One of the biggest factors of binge drinking is that a large percentage of teenagers become repeat offenders, and drift into abusing other illegal substances.
According to the federal government’s Centers for Disease Control, “Most underage youth who drink, report binge drinking on multiple occasions.”
Binge drinking is the consumption of four or more drinks, or the equivalent.
Several teenagers in local school districts admitted to The Explorer to not only drinking regularly, but also smoking marijuana and cigarettes and taking prescription pills.
Seventeen-year-old Katryna says she started drinking at age 14. She adds it didn’t take long to become addicted to prescription meds, cocaine and methamphetamines.
“I first started drinking because I saw my mom drinking,” Katryna said. “I asked for a sip, and after that I just kept asking. It turned from sips to gulps. Then, I started getting drunk off of any type of alcohol.”
Katryna describes a vicious cycle of pills and alcohol. The teenager says for the first five months of her senior year, she drank every day. She stayed drunk all day, drinking anything from flavored vodka to gin, whisky and jager.
However, alcohol soon became secondary to Katryna.
“I used to get prescribed pain pills for my back because I constantly had kidney infections,” she said. “I just started getting high off of them. Then I noticed people who looked like I did when I was high, and they asked for pills. So, I would get them.”
When Katryna was approaching her 16th birthday, she admitted that ecstasy, heroin, meth and pills landed her in rehab.
“My mom found my meth pipe, foils with heroin tracks on them, straws and my baggies full of pills,” she said. “That was it, I needed help.”
Time to intervene
Katryna’s use of prescription meds and alcohol is a disturbing trend local authorities are working to stop.
“This has become a national epidemic,” says Shawn Benjamin of the Oro Valley Police Department. “This is a deadly combination that has taken the lives of many young people nationwide. The medicine cabinet is the new area drug dealer.”
In 2009, 2.6 million teenagers reported using a controlled substance recreationally, according to the Substance Abuse and Mental Health Services Administration. The misuse of pain pills doubled among teenagers between 2004 and 2008.
While the illegal use of prescription drugs is on the rise, the CDC reports alcohol is still the most abused drug among teenagers in the United States.
Almost 11 percent of all alcohol consumed is by underage youths between the ages of 12 and 20.
At one time, a teen’s drink of choice was beer. Now, they are experimenting more with energy drinks mixed with caffeine and alcohol.
When alcoholic beverages are mixed with energy drinks, a popular practice among youth, the caffeine in these drinks can mask the depressant effects of the alcohol.

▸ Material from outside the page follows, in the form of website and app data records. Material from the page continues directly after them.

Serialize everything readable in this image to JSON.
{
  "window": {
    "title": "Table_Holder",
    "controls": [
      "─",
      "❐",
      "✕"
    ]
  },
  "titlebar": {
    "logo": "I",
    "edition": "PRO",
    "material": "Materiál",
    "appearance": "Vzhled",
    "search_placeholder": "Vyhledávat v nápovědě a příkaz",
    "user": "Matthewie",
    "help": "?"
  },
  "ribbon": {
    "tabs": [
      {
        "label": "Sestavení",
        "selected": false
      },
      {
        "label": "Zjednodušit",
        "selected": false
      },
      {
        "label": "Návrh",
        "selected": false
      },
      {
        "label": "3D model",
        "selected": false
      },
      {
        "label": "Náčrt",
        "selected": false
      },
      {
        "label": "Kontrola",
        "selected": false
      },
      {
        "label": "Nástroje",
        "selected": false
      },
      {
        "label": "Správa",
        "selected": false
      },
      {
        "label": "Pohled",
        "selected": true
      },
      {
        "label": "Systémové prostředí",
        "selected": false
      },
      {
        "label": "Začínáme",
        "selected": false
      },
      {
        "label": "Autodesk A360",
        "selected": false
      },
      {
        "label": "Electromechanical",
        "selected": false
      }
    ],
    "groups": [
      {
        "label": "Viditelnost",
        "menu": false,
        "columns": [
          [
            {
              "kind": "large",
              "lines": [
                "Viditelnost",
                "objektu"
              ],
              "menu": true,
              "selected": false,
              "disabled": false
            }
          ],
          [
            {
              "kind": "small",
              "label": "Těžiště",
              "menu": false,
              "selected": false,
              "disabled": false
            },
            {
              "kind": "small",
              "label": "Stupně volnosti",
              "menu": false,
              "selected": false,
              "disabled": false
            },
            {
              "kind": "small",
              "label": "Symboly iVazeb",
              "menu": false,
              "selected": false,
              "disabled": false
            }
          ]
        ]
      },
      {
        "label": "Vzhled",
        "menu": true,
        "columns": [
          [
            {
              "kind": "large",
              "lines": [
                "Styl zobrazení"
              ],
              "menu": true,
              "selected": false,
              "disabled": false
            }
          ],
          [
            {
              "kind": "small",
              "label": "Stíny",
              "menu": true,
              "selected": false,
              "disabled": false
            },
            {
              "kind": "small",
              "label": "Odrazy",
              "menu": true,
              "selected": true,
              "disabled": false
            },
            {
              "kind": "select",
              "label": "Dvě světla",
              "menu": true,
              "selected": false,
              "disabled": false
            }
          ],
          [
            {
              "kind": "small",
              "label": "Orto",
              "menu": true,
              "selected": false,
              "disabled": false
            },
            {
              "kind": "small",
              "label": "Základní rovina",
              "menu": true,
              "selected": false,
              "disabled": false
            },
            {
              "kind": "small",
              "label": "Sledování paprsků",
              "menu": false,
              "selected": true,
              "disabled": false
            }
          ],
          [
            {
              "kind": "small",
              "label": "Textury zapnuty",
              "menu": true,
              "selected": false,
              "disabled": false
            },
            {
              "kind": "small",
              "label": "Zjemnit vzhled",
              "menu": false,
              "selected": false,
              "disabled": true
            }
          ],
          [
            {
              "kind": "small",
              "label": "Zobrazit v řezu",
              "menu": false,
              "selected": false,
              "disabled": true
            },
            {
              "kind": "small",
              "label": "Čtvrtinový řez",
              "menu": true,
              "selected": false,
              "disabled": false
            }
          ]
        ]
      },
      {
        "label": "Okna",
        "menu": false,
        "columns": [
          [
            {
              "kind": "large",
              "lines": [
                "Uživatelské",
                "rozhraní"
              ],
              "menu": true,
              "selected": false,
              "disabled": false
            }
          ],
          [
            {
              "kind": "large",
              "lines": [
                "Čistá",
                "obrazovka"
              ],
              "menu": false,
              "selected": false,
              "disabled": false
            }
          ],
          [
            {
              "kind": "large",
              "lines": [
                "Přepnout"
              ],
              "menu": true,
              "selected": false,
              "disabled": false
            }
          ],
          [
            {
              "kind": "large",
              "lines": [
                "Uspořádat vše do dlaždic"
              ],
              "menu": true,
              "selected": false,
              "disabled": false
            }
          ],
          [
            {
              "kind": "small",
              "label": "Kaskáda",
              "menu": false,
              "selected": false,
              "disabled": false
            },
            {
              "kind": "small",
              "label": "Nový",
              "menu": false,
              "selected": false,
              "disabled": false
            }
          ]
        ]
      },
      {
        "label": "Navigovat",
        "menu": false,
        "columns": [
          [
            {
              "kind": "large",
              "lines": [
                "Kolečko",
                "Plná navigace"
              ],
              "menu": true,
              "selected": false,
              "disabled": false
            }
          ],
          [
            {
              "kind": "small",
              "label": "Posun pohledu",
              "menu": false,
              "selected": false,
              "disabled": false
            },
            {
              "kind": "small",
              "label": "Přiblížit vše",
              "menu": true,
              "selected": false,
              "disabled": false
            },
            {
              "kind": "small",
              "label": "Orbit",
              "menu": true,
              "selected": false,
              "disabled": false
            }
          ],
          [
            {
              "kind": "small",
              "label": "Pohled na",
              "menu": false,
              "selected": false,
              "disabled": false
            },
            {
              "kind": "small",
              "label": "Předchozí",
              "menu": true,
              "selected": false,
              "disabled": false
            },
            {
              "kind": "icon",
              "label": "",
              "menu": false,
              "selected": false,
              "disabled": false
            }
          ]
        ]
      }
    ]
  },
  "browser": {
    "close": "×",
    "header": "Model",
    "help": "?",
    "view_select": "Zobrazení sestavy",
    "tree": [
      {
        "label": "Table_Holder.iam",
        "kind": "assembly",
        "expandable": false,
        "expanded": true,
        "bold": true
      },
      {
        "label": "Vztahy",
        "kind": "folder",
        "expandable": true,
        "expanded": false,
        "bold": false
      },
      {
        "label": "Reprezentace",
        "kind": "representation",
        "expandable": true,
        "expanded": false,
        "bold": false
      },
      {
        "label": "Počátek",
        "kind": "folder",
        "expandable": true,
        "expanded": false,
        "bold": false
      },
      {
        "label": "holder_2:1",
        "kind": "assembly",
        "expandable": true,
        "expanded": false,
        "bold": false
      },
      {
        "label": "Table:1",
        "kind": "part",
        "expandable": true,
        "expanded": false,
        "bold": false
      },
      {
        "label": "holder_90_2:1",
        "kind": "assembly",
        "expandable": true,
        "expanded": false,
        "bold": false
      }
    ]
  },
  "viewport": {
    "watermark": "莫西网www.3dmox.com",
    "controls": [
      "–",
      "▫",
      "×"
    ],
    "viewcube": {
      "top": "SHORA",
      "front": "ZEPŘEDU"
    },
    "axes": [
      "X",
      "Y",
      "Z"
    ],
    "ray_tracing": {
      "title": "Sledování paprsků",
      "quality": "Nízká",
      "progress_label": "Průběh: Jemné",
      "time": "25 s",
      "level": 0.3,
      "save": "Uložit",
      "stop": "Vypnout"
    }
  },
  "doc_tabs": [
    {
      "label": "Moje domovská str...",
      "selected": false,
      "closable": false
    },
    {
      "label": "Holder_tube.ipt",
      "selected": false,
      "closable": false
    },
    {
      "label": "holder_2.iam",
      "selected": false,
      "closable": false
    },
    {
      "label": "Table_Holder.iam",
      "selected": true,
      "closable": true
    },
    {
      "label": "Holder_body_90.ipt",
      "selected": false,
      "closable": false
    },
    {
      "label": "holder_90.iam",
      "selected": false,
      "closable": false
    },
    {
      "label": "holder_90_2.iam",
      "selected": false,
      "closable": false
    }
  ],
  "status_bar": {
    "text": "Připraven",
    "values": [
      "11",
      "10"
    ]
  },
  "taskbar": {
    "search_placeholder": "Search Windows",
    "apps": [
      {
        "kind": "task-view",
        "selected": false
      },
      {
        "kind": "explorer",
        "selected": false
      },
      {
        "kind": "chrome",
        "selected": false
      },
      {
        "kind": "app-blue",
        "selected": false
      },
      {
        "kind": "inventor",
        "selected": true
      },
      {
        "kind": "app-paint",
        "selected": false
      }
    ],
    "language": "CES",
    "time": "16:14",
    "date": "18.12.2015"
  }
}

Drinkers who consume alcohol mixed with energy drinks are three times more likely to binge drink than drinkers who do not report mixing alcohol with energy drinks.
According to the CDC, binge drinking is associated with unintentional injuries such as car crashes, falls, burns and drowning. Intentional injuries include firearm injuries, sexual assault and domestic violence.
Other issues associated with binge drinking includes alcohol poisoning, sexually transmitted diseases, unintended pregnancy, high blood pressure, stroke, liver disease, neurological damage, sexual dysfunction and poor control of diabetes.
Parents who suspect a teenager may be abusing alcohol or drugs do have places to turn. Parents can log on to http://local.soberecovery.com/Alcohol_Rehab_for_Teens. The Website lists all local rehabilitation facilities.
Students wishing to seek help can turn to a guidance counselor inside the local school district for help.
• 90 percent of all teenage alcohol consumption is in the form of binge drinking.
• Excessive alcohol consumption is responsible for 79,00 deaths and
2.3 million years of potential life lost each year.
• Most underage youths who report binge drinking usually have done it on multiple occasions.
Stats provided by the Center for Disease Control
*Editor’s note: Names were excluded throughout the article to protect the privacy of those interviewed due to the sensitive topic.
Students in other school districts also were surveyed; however, none responded to The Explorer's questions.